* [Task requirements]:
The answer must be every line of the records below that contains the word "Monsieur", copied out.

* [Provided material]:
########
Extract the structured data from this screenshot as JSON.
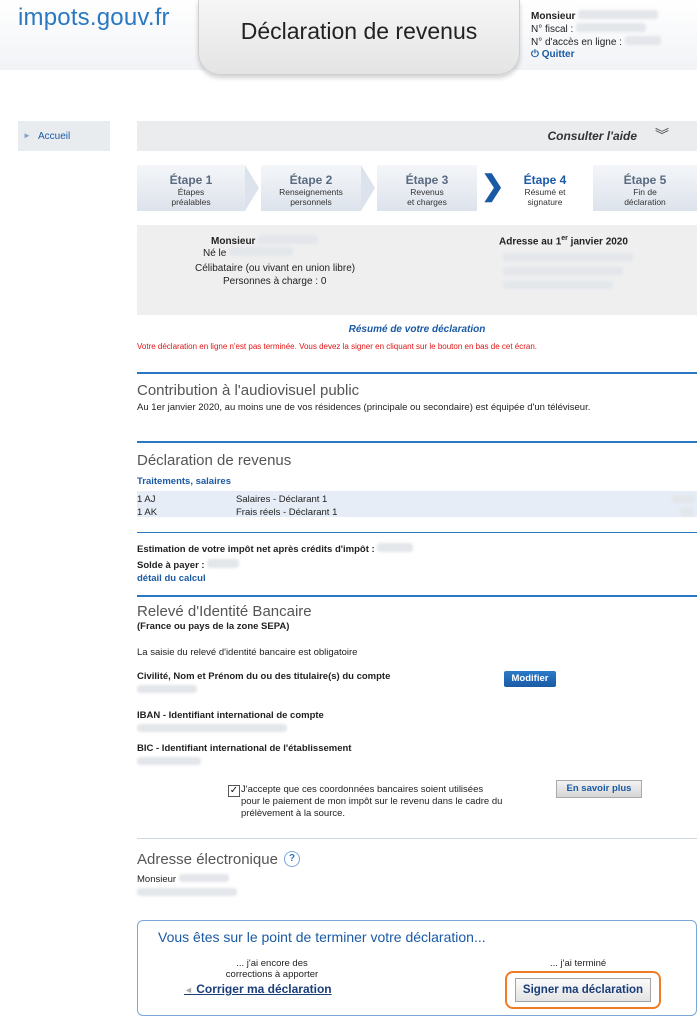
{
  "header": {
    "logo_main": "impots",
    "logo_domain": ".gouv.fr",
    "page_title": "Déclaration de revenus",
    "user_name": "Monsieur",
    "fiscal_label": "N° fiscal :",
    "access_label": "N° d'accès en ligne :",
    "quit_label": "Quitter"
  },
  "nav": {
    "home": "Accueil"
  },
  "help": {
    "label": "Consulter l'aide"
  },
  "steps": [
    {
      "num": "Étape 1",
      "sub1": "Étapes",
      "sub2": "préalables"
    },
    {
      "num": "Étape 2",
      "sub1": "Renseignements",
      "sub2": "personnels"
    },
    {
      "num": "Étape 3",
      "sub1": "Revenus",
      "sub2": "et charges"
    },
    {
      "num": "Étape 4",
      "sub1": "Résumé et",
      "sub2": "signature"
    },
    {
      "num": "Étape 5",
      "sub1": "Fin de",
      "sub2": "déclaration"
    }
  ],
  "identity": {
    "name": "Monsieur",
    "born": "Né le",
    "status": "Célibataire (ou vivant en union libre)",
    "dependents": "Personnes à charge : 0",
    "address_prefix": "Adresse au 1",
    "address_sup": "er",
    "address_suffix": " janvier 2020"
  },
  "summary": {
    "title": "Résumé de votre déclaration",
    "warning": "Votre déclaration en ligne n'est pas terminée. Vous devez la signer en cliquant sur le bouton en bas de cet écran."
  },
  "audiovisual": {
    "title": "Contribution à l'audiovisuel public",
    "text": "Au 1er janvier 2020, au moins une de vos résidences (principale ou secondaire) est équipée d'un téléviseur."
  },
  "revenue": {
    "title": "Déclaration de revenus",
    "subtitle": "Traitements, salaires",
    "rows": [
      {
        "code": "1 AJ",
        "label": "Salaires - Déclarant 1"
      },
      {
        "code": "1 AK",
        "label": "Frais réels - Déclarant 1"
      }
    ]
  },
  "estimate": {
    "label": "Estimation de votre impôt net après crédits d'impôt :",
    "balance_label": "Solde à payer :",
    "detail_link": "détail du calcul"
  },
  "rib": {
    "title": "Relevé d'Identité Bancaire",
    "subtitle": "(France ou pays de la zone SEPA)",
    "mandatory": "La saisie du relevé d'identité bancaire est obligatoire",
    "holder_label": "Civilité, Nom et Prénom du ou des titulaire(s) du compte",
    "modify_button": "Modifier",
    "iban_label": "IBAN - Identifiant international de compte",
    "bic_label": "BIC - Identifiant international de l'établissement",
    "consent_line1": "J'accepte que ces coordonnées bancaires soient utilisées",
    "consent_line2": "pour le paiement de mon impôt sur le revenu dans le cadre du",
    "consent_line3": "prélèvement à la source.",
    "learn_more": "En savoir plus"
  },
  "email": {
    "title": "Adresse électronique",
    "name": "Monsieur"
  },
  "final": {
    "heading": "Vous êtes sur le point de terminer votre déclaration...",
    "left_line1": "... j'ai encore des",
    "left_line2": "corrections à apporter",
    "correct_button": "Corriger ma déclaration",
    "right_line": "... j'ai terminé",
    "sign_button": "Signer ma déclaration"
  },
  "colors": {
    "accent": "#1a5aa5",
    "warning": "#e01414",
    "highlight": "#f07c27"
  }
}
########
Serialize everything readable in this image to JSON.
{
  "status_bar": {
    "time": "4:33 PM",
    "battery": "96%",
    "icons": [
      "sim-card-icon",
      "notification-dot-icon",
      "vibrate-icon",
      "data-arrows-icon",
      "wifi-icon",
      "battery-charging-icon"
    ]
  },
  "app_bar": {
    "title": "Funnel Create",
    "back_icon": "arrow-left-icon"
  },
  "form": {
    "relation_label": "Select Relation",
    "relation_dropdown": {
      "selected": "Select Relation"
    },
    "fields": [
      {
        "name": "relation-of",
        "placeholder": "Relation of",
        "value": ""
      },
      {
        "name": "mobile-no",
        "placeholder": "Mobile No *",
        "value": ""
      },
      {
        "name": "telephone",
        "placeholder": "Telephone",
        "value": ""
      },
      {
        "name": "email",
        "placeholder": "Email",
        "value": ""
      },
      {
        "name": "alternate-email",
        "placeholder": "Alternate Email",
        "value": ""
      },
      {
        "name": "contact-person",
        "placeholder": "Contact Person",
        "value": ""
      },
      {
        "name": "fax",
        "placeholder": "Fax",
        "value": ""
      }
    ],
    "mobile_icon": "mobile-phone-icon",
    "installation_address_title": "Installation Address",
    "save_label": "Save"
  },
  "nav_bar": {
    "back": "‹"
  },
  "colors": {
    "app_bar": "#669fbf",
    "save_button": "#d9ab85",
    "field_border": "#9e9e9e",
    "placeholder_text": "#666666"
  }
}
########
* [Response to the exercise]:
    "user_name": "Monsieur",
    "name": "Monsieur",
    "name": "Monsieur"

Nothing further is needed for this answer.